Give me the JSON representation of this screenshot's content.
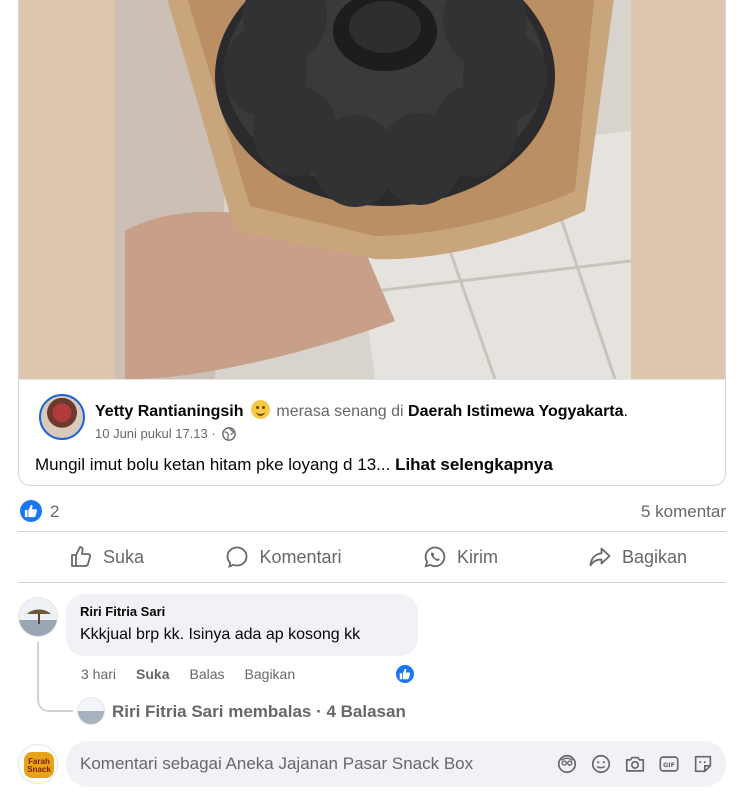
{
  "shared_post": {
    "author": "Yetty Rantianingsih",
    "feeling_text": "merasa senang di",
    "location": "Daerah Istimewa Yogyakarta",
    "period": ".",
    "timestamp": "10 Juni pukul 17.13",
    "separator": "·",
    "text": "Mungil imut bolu ketan hitam pke loyang d 13...",
    "see_more": "Lihat selengkapnya",
    "photo_subject": "chocolate bundt cake in kraft paper box"
  },
  "reactions": {
    "like_count": "2",
    "comment_count": "5 komentar"
  },
  "actions": {
    "like": "Suka",
    "comment": "Komentari",
    "send": "Kirim",
    "share": "Bagikan"
  },
  "comment": {
    "author": "Riri Fitria Sari",
    "text": "Kkkjual brp kk. Isinya ada ap kosong kk",
    "time": "3 hari",
    "like": "Suka",
    "reply": "Balas",
    "share": "Bagikan",
    "replies_link": "Riri Fitria Sari membalas · 4 Balasan"
  },
  "composer": {
    "placeholder": "Komentari sebagai Aneka Jajanan Pasar Snack Box",
    "avatar_logo_text": "Farah Snack"
  },
  "colors": {
    "accent": "#1877f2",
    "muted_text": "#65676b",
    "bubble_bg": "#f0f2f5"
  },
  "icons": [
    "like-icon",
    "comment-icon",
    "whatsapp-icon",
    "share-icon",
    "globe-icon",
    "avatar-icon",
    "sticker-icon",
    "emoji-icon",
    "camera-icon",
    "gif-icon",
    "sticker-pack-icon"
  ]
}
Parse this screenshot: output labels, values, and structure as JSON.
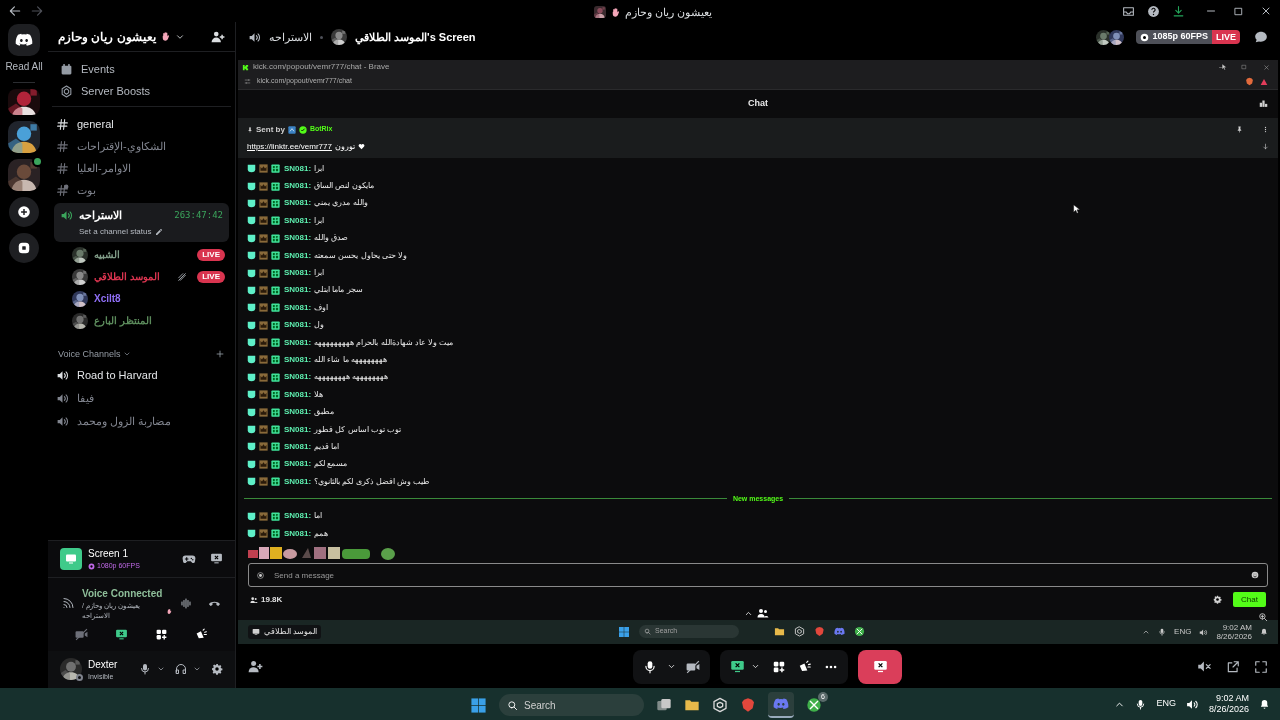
{
  "title_bar": {
    "title": "يعيشون ريان وحازم"
  },
  "server_rail": {
    "read_all": "Read All"
  },
  "sidebar": {
    "server_name": "يعيشون ريان وحازم",
    "links": [
      {
        "kind": "events",
        "label": "Events"
      },
      {
        "kind": "boosts",
        "label": "Server Boosts"
      }
    ],
    "text_channels": [
      {
        "kind": "text",
        "name": "general",
        "unread": true
      },
      {
        "kind": "text",
        "name": "الشكاوي-الإقتراحات",
        "unread": false
      },
      {
        "kind": "text",
        "name": "الاوامر-العليا",
        "unread": false
      },
      {
        "kind": "thread",
        "name": "بوت",
        "unread": false
      }
    ],
    "active_voice": {
      "name": "الاستراحه",
      "timer": "263:47:42",
      "status": "Set a channel status",
      "members": [
        {
          "name": "الشبيه",
          "color": "#7f9a86",
          "live": "LIVE",
          "deafened": false
        },
        {
          "name": "الموسد الطلاقي",
          "color": "#d9344f",
          "live": "LIVE",
          "deafened": true
        },
        {
          "name": "Xcilt8",
          "color": "#8f6ff5",
          "deafened": false
        },
        {
          "name": "المنتظر البارع",
          "color": "#5b8a5b",
          "deafened": false
        }
      ]
    },
    "voice_header": "Voice Channels",
    "voice_channels": [
      {
        "name": "Road to Harvard",
        "unread": true
      },
      {
        "name": "فيفا",
        "unread": false
      },
      {
        "name": "مضاربة الزول ومحمد",
        "unread": false
      }
    ]
  },
  "stream_card": {
    "title": "Screen 1",
    "quality": "1080p 60FPS"
  },
  "voice_status": {
    "label": "Voice Connected",
    "location": "يعيشون ريان وحازم / الاستراحه"
  },
  "user": {
    "name": "Dexter",
    "status": "Invisible"
  },
  "header": {
    "channel": "الاستراحه",
    "stream": "الموسد الطلاقي's Screen",
    "quality": "1085p 60FPS",
    "live": "LIVE"
  },
  "browser": {
    "window_title": "kick.com/popout/vemr777/chat - Brave",
    "url": "kick.com/popout/vemr777/chat",
    "chat_title": "Chat",
    "pinned": {
      "sent_by": "Sent by",
      "bot": "BotRix",
      "link": "https://linktr.ee/vemr777",
      "text": "تورون"
    },
    "messages": [
      {
        "kind": "message",
        "user": "SN081:",
        "text": "ابرا"
      },
      {
        "kind": "message",
        "user": "SN081:",
        "text": "مايكون لنص الساق"
      },
      {
        "kind": "message",
        "user": "SN081:",
        "text": "والله مدري يمني"
      },
      {
        "kind": "message",
        "user": "SN081:",
        "text": "ابرا"
      },
      {
        "kind": "message",
        "user": "SN081:",
        "text": "صدق والله"
      },
      {
        "kind": "message",
        "user": "SN081:",
        "text": "ولا حتى يحاول يحسن سمعته"
      },
      {
        "kind": "message",
        "user": "SN081:",
        "text": "ابرا"
      },
      {
        "kind": "message",
        "user": "SN081:",
        "text": "سجر ماما ابتلي"
      },
      {
        "kind": "message",
        "user": "SN081:",
        "text": "اوف"
      },
      {
        "kind": "message",
        "user": "SN081:",
        "text": "ول"
      },
      {
        "kind": "message",
        "user": "SN081:",
        "text": "ميت ولا عاد شهادةالله بالحرام هههههههههه"
      },
      {
        "kind": "message",
        "user": "SN081:",
        "text": "ههههههههه ما شاء الله"
      },
      {
        "kind": "message",
        "user": "SN081:",
        "text": "ههههههههه ههههههههه"
      },
      {
        "kind": "message",
        "user": "SN081:",
        "text": "هلا"
      },
      {
        "kind": "message",
        "user": "SN081:",
        "text": "مطبق"
      },
      {
        "kind": "message",
        "user": "SN081:",
        "text": "توب توب اساس كل فطور"
      },
      {
        "kind": "message",
        "user": "SN081:",
        "text": "اما قديم"
      },
      {
        "kind": "message",
        "user": "SN081:",
        "text": "مسمع لكم"
      },
      {
        "kind": "message",
        "user": "SN081:",
        "text": "طيب وش افضل ذكرى لكم بالثانوي؟"
      },
      {
        "kind": "divider",
        "label": "New messages"
      },
      {
        "kind": "message",
        "user": "SN081:",
        "text": "اما"
      },
      {
        "kind": "message",
        "user": "SN081:",
        "text": "همم"
      }
    ],
    "input_placeholder": "Send a message",
    "viewers": "19.8K",
    "send": "Chat"
  },
  "stream_taskbar": {
    "window_label": "الموسد الطلاقي",
    "search": "Search",
    "lang": "ENG",
    "time": "9:02 AM",
    "date": "8/26/2026"
  },
  "taskbar": {
    "search": "Search",
    "badge": "6",
    "lang": "ENG",
    "time": "9:02 AM",
    "date": "8/26/2026"
  }
}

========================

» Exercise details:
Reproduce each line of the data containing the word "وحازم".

» Completed exercise:
    "title": "يعيشون ريان وحازم"
    "server_name": "يعيشون ريان وحازم",
    "location": "يعيشون ريان وحازم / الاستراحه"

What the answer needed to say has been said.